Inferential Statistics – Concept, Uses and Examples

We explain what inferential statistics is and its different uses. Also, examples and descriptive statistics.

Inferential statistics
Inferential statistics is responsible for inferring properties, conclusions, and trends.

What is inferential statistics?

It is called inferential statistics or statistical inference to the branch of Statistics in charge of making deductions, that is, infer properties, conclusions and trends, from a sample of the set. Its role is to interpret, make projections and comparisons.

Inferential statistics usually employ mechanisms that allow you to carry out such deductions, such as point estimation tests (or confidence intervals), hypothesis tests, parametric tests (such as mean, difference of means, proportions, etc.) and non-parametric (like the chi-square test, etc.). Correlation and regression analysis, time series, analysis of variance, among others, are also useful.

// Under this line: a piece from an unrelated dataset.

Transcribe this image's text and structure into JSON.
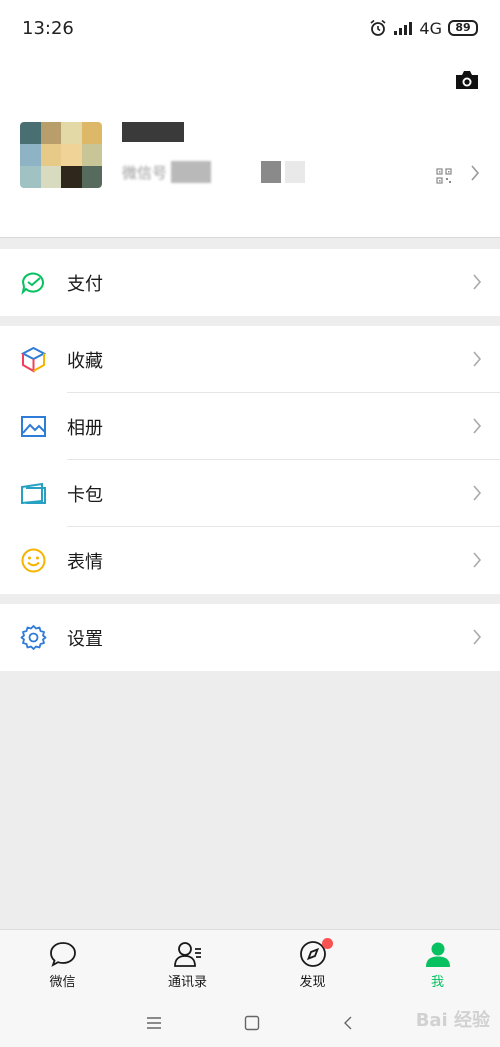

Hence, inferential statistics is extremely useful in population analysis and trends, to get a possible idea of ​​its actions and reactions in the face of specific conditions. This does not mean that they can be predicted faithfully, nor that we are in the presence of an exact science, but it does mean a possible approximation to the final result.

Examples of inferential statistics

Inferential statistics
Marketing companies use various statistical and differential tools.

Some examples of the application of inferential statistics are:

  • Voting trend polls. Before an important election, various pollsters poll public opinion to collect relevant data and then, having the sample analyzed and broken down, infer trends: who is the favorite, who is second, etc.
  • Market analysis. Companies often hire other specialized marketing companies to analyze their niche markets through various statistical and differential tools, such as surveys and focus groups, from which to deduce which products people prefer and in what context, etc.
  • Medical epidemiology. Having specific data on the affectation of a certain population by one or more specific diseases, epidemiologists and public health specialists can reach conclusions regarding what public measures are necessary to prevent these diseases from spreading and contribute to their eradication.

Descriptive statistics

Descriptive statistics
Descriptive statistics uses the presentation of data and mathematical operations.

Unlike inferential, descriptive statistics does not care about conclusions, interpretations or hypotheses based on what is reflected by the sample, but rather on the ideal methods for organizing the information it contains and highlighting its essential characteristics.

In other words, it is about “objective” statistics, committed to presentation of data (textual, graphical or by tables) and the mathematical operations that can be applied to obtain greater data margins, new information or exact frequencies and variabilities.